The market was up all around today:

 ChangeEnding Value
Dow Jones Industrial Average (INDEX: ^DJI)+46.24 [+0.37%]12,625.19
Nasdaq (INDEX: ^IXIC)+18.62 [+0.67%]2,788.33
S&P 500 (INDEX: ^GSPC)+6.46 [+0.49%]1,314.50

Lifting the markets was good news out of the banking sector, with Bank of America (NYSE: BAC) and Morgan Stanley both reporting favorable earnings before market open.

B of A became profitable on a full-year basis, but that was due to asset sales rather than operations. However, its lending showed strength and it seems to be executing well on its plan to become leaner and meaner.
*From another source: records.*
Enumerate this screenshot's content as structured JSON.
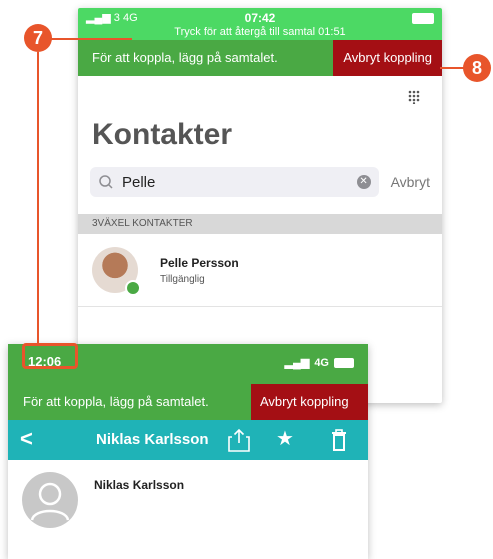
{
  "back_screen": {
    "status_bar": {
      "signal": "3",
      "network": "4G",
      "time": "07:42",
      "call_banner": "Tryck för att återgå till samtal 01:51"
    },
    "transfer_bar": {
      "message": "För att koppla, lägg på samtalet.",
      "cancel_label": "Avbryt koppling"
    },
    "title": "Kontakter",
    "search": {
      "value": "Pelle",
      "cancel_label": "Avbryt"
    },
    "section_header": "3VÄXEL KONTAKTER",
    "contacts": [
      {
        "name": "Pelle Persson",
        "status": "Tillgänglig"
      }
    ]
  },
  "front_screen": {
    "status_bar": {
      "time": "12:06",
      "network": "4G"
    },
    "transfer_bar": {
      "message": "För att koppla, lägg på samtalet.",
      "cancel_label": "Avbryt koppling"
    },
    "nav": {
      "title": "Niklas Karlsson"
    },
    "contact_name": "Niklas Karlsson"
  },
  "callouts": {
    "left": "7",
    "right": "8"
  },
  "colors": {
    "green": "#4aa944",
    "status_green": "#4cd964",
    "red": "#a40f14",
    "teal": "#1fb3b7",
    "callout_orange": "#e8552b"
  }
}
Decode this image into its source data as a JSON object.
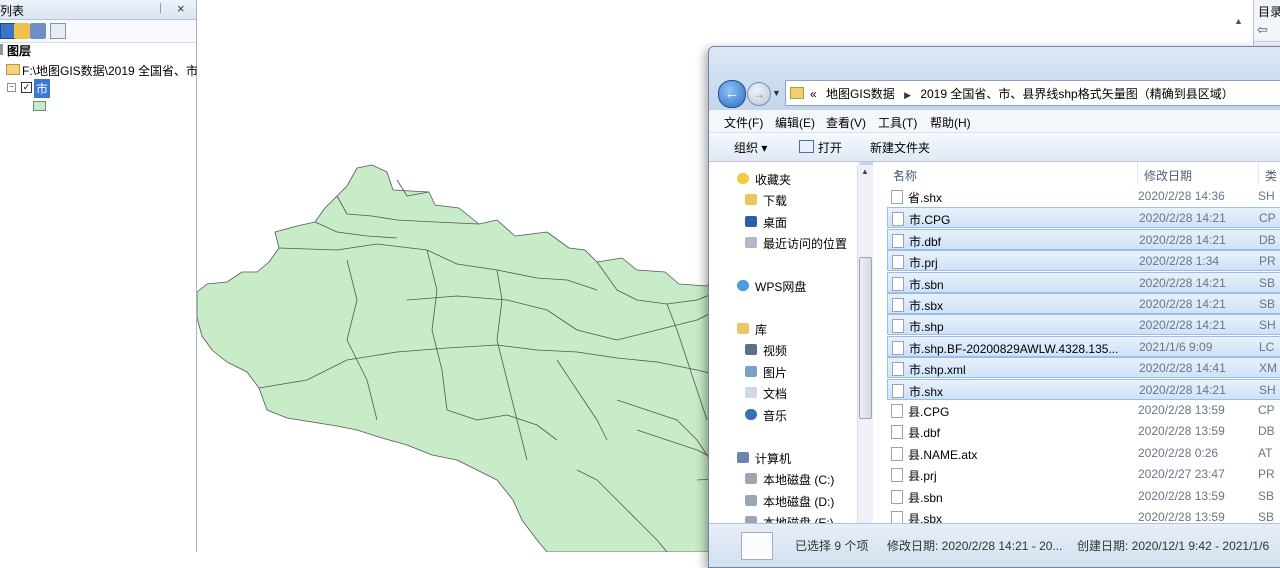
{
  "toc": {
    "title": "列表",
    "layers_root": "图层",
    "data_frame_path": "F:\\地图GIS数据\\2019 全国省、市",
    "layer_name": "市",
    "fill_color": "#c8ecc8"
  },
  "catalog": {
    "title": "目录"
  },
  "explorer": {
    "address": {
      "chevron": "«",
      "part1": "地图GIS数据",
      "part2": "2019 全国省、市、县界线shp格式矢量图（精确到县区域）"
    },
    "menu": [
      "文件(F)",
      "编辑(E)",
      "查看(V)",
      "工具(T)",
      "帮助(H)"
    ],
    "commands": {
      "organize": "组织 ▾",
      "open": "打开",
      "new_folder": "新建文件夹"
    },
    "nav": {
      "favorites": "收藏夹",
      "downloads": "下载",
      "desktop": "桌面",
      "recent": "最近访问的位置",
      "wps": "WPS网盘",
      "library": "库",
      "videos": "视频",
      "pictures": "图片",
      "documents": "文档",
      "music": "音乐",
      "computer": "计算机",
      "disk_c": "本地磁盘 (C:)",
      "disk_d": "本地磁盘 (D:)",
      "disk_e": "本地磁盘 (E:)"
    },
    "columns": {
      "name": "名称",
      "modified": "修改日期",
      "type": "类"
    },
    "files": [
      {
        "name": "省.shx",
        "date": "2020/2/28 14:36",
        "type": "SH",
        "selected": false
      },
      {
        "name": "市.CPG",
        "date": "2020/2/28 14:21",
        "type": "CP",
        "selected": true
      },
      {
        "name": "市.dbf",
        "date": "2020/2/28 14:21",
        "type": "DB",
        "selected": true
      },
      {
        "name": "市.prj",
        "date": "2020/2/28 1:34",
        "type": "PR",
        "selected": true
      },
      {
        "name": "市.sbn",
        "date": "2020/2/28 14:21",
        "type": "SB",
        "selected": true
      },
      {
        "name": "市.sbx",
        "date": "2020/2/28 14:21",
        "type": "SB",
        "selected": true
      },
      {
        "name": "市.shp",
        "date": "2020/2/28 14:21",
        "type": "SH",
        "selected": true
      },
      {
        "name": "市.shp.BF-20200829AWLW.4328.135...",
        "date": "2021/1/6 9:09",
        "type": "LC",
        "selected": true
      },
      {
        "name": "市.shp.xml",
        "date": "2020/2/28 14:41",
        "type": "XM",
        "selected": true
      },
      {
        "name": "市.shx",
        "date": "2020/2/28 14:21",
        "type": "SH",
        "selected": true
      },
      {
        "name": "县.CPG",
        "date": "2020/2/28 13:59",
        "type": "CP",
        "selected": false
      },
      {
        "name": "县.dbf",
        "date": "2020/2/28 13:59",
        "type": "DB",
        "selected": false
      },
      {
        "name": "县.NAME.atx",
        "date": "2020/2/28 0:26",
        "type": "AT",
        "selected": false
      },
      {
        "name": "县.prj",
        "date": "2020/2/27 23:47",
        "type": "PR",
        "selected": false
      },
      {
        "name": "县.sbn",
        "date": "2020/2/28 13:59",
        "type": "SB",
        "selected": false
      },
      {
        "name": "县.sbx",
        "date": "2020/2/28 13:59",
        "type": "SB",
        "selected": false
      }
    ],
    "status": {
      "selected": "已选择 9 个项",
      "modified": "修改日期: 2020/2/28 14:21 - 20...",
      "created": "创建日期: 2020/12/1 9:42 - 2021/1/6"
    }
  }
}
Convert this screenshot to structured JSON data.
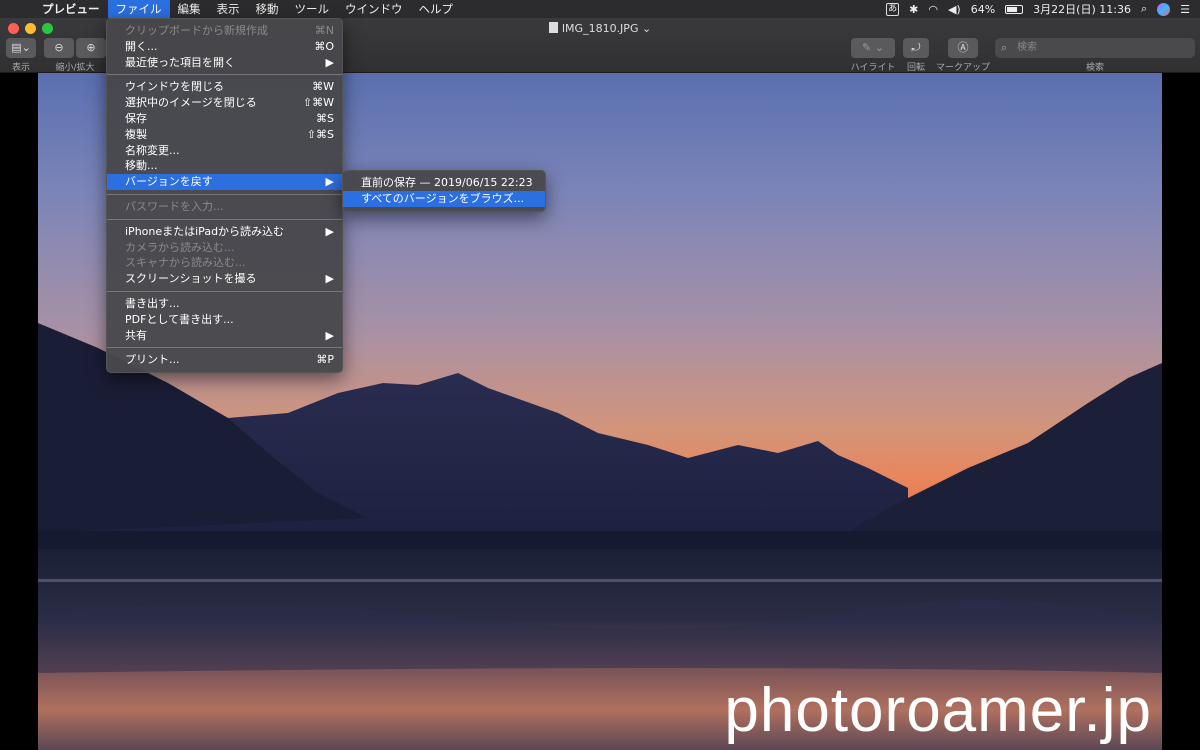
{
  "menubar": {
    "app_name": "プレビュー",
    "items": [
      "ファイル",
      "編集",
      "表示",
      "移動",
      "ツール",
      "ウインドウ",
      "ヘルプ"
    ],
    "status": {
      "input_method": "あ",
      "battery": "64%",
      "datetime": "3月22日(日) 11:36"
    }
  },
  "window": {
    "title": "IMG_1810.JPG ⌄",
    "toolbar": {
      "view_label": "表示",
      "zoom_label": "縮小/拡大",
      "highlight_label": "ハイライト",
      "rotate_label": "回転",
      "markup_label": "マークアップ",
      "search_label": "検索",
      "search_placeholder": "検索"
    }
  },
  "file_menu": {
    "items": [
      {
        "label": "クリップボードから新規作成",
        "shortcut": "⌘N",
        "disabled": true
      },
      {
        "label": "開く...",
        "shortcut": "⌘O"
      },
      {
        "label": "最近使った項目を開く",
        "shortcut": "▶"
      },
      {
        "sep": true
      },
      {
        "label": "ウインドウを閉じる",
        "shortcut": "⌘W"
      },
      {
        "label": "選択中のイメージを閉じる",
        "shortcut": "⇧⌘W"
      },
      {
        "label": "保存",
        "shortcut": "⌘S"
      },
      {
        "label": "複製",
        "shortcut": "⇧⌘S"
      },
      {
        "label": "名称変更...",
        "shortcut": ""
      },
      {
        "label": "移動...",
        "shortcut": ""
      },
      {
        "label": "バージョンを戻す",
        "shortcut": "▶",
        "selected": true
      },
      {
        "sep": true
      },
      {
        "label": "パスワードを入力...",
        "shortcut": "",
        "disabled": true
      },
      {
        "sep": true
      },
      {
        "label": "iPhoneまたはiPadから読み込む",
        "shortcut": "▶"
      },
      {
        "label": "カメラから読み込む...",
        "shortcut": "",
        "disabled": true
      },
      {
        "label": "スキャナから読み込む...",
        "shortcut": "",
        "disabled": true
      },
      {
        "label": "スクリーンショットを撮る",
        "shortcut": "▶"
      },
      {
        "sep": true
      },
      {
        "label": "書き出す...",
        "shortcut": ""
      },
      {
        "label": "PDFとして書き出す...",
        "shortcut": ""
      },
      {
        "label": "共有",
        "shortcut": "▶"
      },
      {
        "sep": true
      },
      {
        "label": "プリント...",
        "shortcut": "⌘P"
      }
    ]
  },
  "submenu": {
    "items": [
      {
        "label": "直前の保存 — 2019/06/15 22:23"
      },
      {
        "label": "すべてのバージョンをブラウズ...",
        "selected": true
      }
    ]
  },
  "photo": {
    "watermark": "photoroamer.jp"
  },
  "colors": {
    "menu_highlight": "#2b6fe0",
    "menubar_bg": "#2c2c2e"
  }
}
After popping around 5% initially, shares settled back to a 2.4% gain on the day, leading all Dow components.

Meanwhile, Morgan Stanley reported a loss, but one that wasn't as bad as analysts expected. It showed strength in its trading business and shares rose 5.4%.

The banks ruled the market during the day, but Google's (Nasdaq: GOOG) after-hours report is ruling the night. Finally disappointing analysts after two straight years of quarterly beats, Google's shares are down 9% as I write this. But investors should note that CEO Larry Page was actually "very happy with our results."  

How can Larry Page's opinion be so different than the market's gut response? Either he's wrong, he understands the numbers better, or he's keeping a longer-term view. Until convinced otherwise, I'll give him the benefit of the doubt that it's one of the latter two.

The daily news is fun to check out, but remember that these summaries are just a starting point. Dig in to the earnings of Bank of America or Google if you're intrigued.

And if you want to learn about the mobile space Google is helping to transform, read our new free report: “The Next Trillion-Dollar Revolution.” Just click here. It's free.

Anand Chokkavelu owns shares of and long-dated options on Bank of America. The Motley Fool owns shares of Bank of America and Google. Motley Fool newsletter services have recommended buying shares of Google. We Fools may not all hold the same opinions, but we all believe that considering a diverse range of insightsmakes us better investors. The Motley Fool has a disclosure policy.